Author: The Aspen Institute Center for Business Education
Source: The Aspen Institute Center for Business Education
The Undergraduate Business Education Collection is part of the Aspen Undergraduate Business Education Consortium and provides a repository of materials that further the integration of liberal arts and business education.
The Importance of Liberal Learning to Undergraduate Business Curricula
With business now the most popular major in the U.S., business education critics and advocates alike are exploring how the business degree can do what liberal learning arguably does best – enable students to make sense of the world and their place in it, and prepare them for participation in democracy.
The Aspen Undergraduate Business Education Consortium brings together deans, faculty and administrators from 30 colleges and universities to re-examine the connections between the liberal arts and the study of business. Teams from each participating institution will exchange curricular and co-curricular ideas that tie liberal learning and business training together in ways that resonate for today’s students – and for their employers. Schools will also use the Consortium as a learning laboratory to discuss and refine a campus-based project that attempts to further the integration of liberal learning and business education.
The Importance of Liberal Learning to Business

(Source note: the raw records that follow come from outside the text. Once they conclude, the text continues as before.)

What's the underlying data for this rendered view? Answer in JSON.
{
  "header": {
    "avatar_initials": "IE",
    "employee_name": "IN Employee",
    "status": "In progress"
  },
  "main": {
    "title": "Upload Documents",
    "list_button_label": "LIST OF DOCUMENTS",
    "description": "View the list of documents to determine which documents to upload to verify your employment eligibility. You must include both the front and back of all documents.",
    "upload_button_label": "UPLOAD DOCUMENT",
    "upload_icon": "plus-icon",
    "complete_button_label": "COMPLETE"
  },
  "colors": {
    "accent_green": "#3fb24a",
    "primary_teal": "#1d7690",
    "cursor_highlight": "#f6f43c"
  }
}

Tomorrow’s business leaders must be equipped to deal with the changing global economy. To do this, they must be able to think critically, accommodate and evaluate multiple perspectives, and use their knowledge of multiple disciplines to generate innovative solutions to new problems. A business education melded with the liberal arts provides students with these skills.
Using this Resource
Click here for the complete list of resources on undergraduate business education and liberal learning. We will continue to expand this collection and encourage further inquiry into the integration of business and liberal learning. We strongly encourage your contributions to this collection.
Seed funding for the Consortium was provided by The Teagle Foundation and Carnegie Corporation of New York.